§ Excerpts from an interface dataset
════════
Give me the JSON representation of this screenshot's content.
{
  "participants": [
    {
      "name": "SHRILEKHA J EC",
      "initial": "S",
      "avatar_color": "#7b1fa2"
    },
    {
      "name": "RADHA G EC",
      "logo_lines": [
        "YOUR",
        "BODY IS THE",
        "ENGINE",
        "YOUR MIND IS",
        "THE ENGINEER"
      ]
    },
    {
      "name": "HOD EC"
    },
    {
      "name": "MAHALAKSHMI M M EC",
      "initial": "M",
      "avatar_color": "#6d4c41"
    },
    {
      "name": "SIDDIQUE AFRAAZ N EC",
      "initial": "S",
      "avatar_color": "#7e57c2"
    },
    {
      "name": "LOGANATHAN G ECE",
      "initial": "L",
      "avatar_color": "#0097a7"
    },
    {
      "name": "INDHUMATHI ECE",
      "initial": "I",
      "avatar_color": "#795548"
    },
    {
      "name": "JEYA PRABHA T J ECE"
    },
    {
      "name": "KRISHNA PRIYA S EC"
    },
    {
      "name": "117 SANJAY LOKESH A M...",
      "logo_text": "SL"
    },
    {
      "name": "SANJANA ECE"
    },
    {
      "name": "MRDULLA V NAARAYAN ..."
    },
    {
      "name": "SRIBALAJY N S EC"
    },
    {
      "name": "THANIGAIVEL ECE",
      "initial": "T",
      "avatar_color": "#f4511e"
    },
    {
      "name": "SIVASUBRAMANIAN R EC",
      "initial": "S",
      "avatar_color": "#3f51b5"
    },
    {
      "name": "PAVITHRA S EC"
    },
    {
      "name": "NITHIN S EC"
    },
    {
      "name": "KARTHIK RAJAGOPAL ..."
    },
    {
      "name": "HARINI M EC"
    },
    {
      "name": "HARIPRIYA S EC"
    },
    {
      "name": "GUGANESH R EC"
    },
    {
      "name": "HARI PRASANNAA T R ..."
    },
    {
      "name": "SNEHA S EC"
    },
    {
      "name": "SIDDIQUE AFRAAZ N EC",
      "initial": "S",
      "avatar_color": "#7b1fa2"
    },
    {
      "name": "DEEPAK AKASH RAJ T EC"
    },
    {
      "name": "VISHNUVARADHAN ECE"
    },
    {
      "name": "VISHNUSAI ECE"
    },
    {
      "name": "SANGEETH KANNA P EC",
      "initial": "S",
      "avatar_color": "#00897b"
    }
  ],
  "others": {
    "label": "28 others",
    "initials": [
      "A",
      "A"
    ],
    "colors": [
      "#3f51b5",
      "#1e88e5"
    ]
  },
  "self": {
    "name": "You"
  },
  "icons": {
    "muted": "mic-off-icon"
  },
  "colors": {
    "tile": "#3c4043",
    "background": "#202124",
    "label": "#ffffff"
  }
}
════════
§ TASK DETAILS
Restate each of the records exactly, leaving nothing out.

§ FINAL ANSWER
Give me the JSON representation of this screenshot's content.
{
  "participants": [
    {
      "name": "SHRILEKHA J EC",
      "initial": "S",
      "avatar_color": "#7b1fa2"
    },
    {
      "name": "RADHA G EC",
      "logo_lines": [
        "YOUR",
        "BODY IS THE",
        "ENGINE",
        "YOUR MIND IS",
        "THE ENGINEER"
      ]
    },
    {
      "name": "HOD EC"
    },
    {
      "name": "MAHALAKSHMI M M EC",
      "initial": "M",
      "avatar_color": "#6d4c41"
    },
    {
      "name": "SIDDIQUE AFRAAZ N EC",
      "initial": "S",
      "avatar_color": "#7e57c2"
    },
    {
      "name": "LOGANATHAN G ECE",
      "initial": "L",
      "avatar_color": "#0097a7"
    },
    {
      "name": "INDHUMATHI ECE",
      "initial": "I",
      "avatar_color": "#795548"
    },
    {
      "name": "JEYA PRABHA T J ECE"
    },
    {
      "name": "KRISHNA PRIYA S EC"
    },
    {
      "name": "117 SANJAY LOKESH A M...",
      "logo_text": "SL"
    },
    {
      "name": "SANJANA ECE"
    },
    {
      "name": "MRDULLA V NAARAYAN ..."
    },
    {
      "name": "SRIBALAJY N S EC"
    },
    {
      "name": "THANIGAIVEL ECE",
      "initial": "T",
      "avatar_color": "#f4511e"
    },
    {
      "name": "SIVASUBRAMANIAN R EC",
      "initial": "S",
      "avatar_color": "#3f51b5"
    },
    {
      "name": "PAVITHRA S EC"
    },
    {
      "name": "NITHIN S EC"
    },
    {
      "name": "KARTHIK RAJAGOPAL ..."
    },
    {
      "name": "HARINI M EC"
    },
    {
      "name": "HARIPRIYA S EC"
    },
    {
      "name": "GUGANESH R EC"
    },
    {
      "name": "HARI PRASANNAA T R ..."
    },
    {
      "name": "SNEHA S EC"
    },
    {
      "name": "SIDDIQUE AFRAAZ N EC",
      "initial": "S",
      "avatar_color": "#7b1fa2"
    },
    {
      "name": "DEEPAK AKASH RAJ T EC"
    },
    {
      "name": "VISHNUVARADHAN ECE"
    },
    {
      "name": "VISHNUSAI ECE"
    },
    {
      "name": "SANGEETH KANNA P EC",
      "initial": "S",
      "avatar_color": "#00897b"
    }
  ],
  "others": {
    "label": "28 others",
    "initials": [
      "A",
      "A"
    ],
    "colors": [
      "#3f51b5",
      "#1e88e5"
    ]
  },
  "self": {
    "name": "You"
  },
  "icons": {
    "muted": "mic-off-icon"
  },
  "colors": {
    "tile": "#3c4043",
    "background": "#202124",
    "label": "#ffffff"
  }
}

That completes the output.